The reality of the image is a little darker, with long commutes to work, high mortgages on expensive house and land packages, double digit economic growth forcing potential home buyers to look further and further afield for their dream home. Parts of downtown are rough, in a recent article, Lisa Rochon of The Globe and Mail stated…
Suburbs are not only unsustainable, they suck the life out of the downtown.
I’m an engineer, I love to design things, and I’m lucky enough to have a job where I get to design residential and industrial subdivisions. But again and again I’m left as the lone voice to battle for the right to let the water flow, let it out of the pits and pipes into natural channels and creeks, as well as habitat welcoming ponds.
Council’s design criteria rarely include aesthetics, normally quantity and quality of the outflow are all that count, regardless of how the answers were derived.
Today I was cheered by the following article which shows innovation in a large city dealing with vacant lots and way too much stormwater. Philadelphia is built on a natural watershed, originally crisscrossed by creeks and streams which have become polluted, filled in, and replaced with pipes. The new plan aims to return the water cycle to one that employs natural processes and allows for visual amenity through form and function of the system. Read more after the jump…
Newcastle City is facing an identity crisis. Parts of town are great; cafés, live music, bars, restaurants, the harbour, the beaches. Other parts are drab and even derelict. Somewhere in between are two buildings that we regularly frequent, the Newcastle Library and the Art Gallery. These two public buildings stand side by side at the slow end of Newcastle’s busy café culture on Darby Street, off on a beautiful tree lined side road. A public park is across the road and the Baptist Tabernacle stands next door. Needless to say, indirect pedestrian traffic is rare, these two buildings are tucked away, a hidden treasure for parents of Newcastle children.
However, this weekend, the Newcastle Herald published an article about the proposed $35 million dollar redevelopment of the Art Gallery Site, aiming to rejuvenate the civic precinct. The gallery houses an impressive collection of artwork, much of it not visible to the public, stored in earthquake, weather and temperature resistant vaults. The proposed construction would use the existing gallery as a framework around which a new building would be created, housing reference rooms, restaurants, educational facilities, and most impressively, retail space fronting the ever popular Darby Street face.

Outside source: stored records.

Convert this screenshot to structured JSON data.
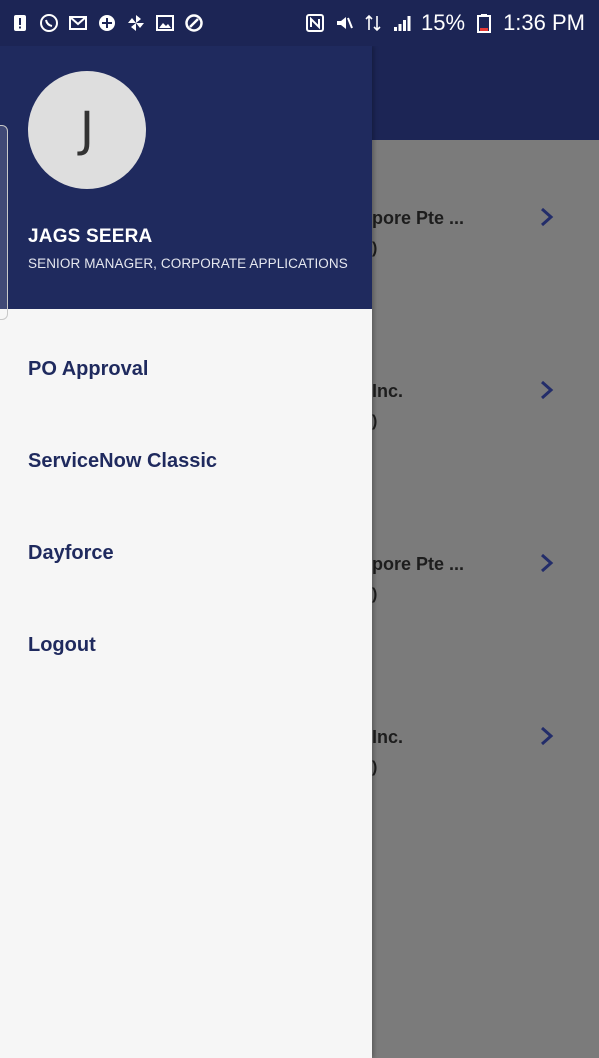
{
  "status_bar": {
    "left_icons": [
      "alert-icon",
      "whatsapp-icon",
      "gmail-icon",
      "plus-circle-icon",
      "pinwheel-icon",
      "image-icon",
      "sync-icon"
    ],
    "right_icons": [
      "nfc-icon",
      "mute-icon",
      "data-icon",
      "signal-icon",
      "battery-icon"
    ],
    "battery_percent": "15%",
    "time": "1:36 PM"
  },
  "drawer": {
    "avatar_initial": "J",
    "user_name": "JAGS SEERA",
    "user_title": "SENIOR MANAGER, CORPORATE APPLICATIONS",
    "menu_items": [
      {
        "label": "PO Approval"
      },
      {
        "label": "ServiceNow Classic"
      },
      {
        "label": "Dayforce"
      },
      {
        "label": "Logout"
      }
    ]
  },
  "background_list": {
    "rows": [
      {
        "title": "pore Pte ...",
        "sub": ")"
      },
      {
        "title": "Inc.",
        "sub": ")"
      },
      {
        "title": "pore Pte ...",
        "sub": ")"
      },
      {
        "title": "Inc.",
        "sub": ")"
      }
    ]
  },
  "colors": {
    "primary": "#1f2a5e",
    "status_bar": "#1c2555",
    "scrim": "#7b7b7b",
    "drawer_bg": "#f6f6f6"
  }
}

All well and good, but what about the rest of Newcastle, will it suffer to pay for this extravagance?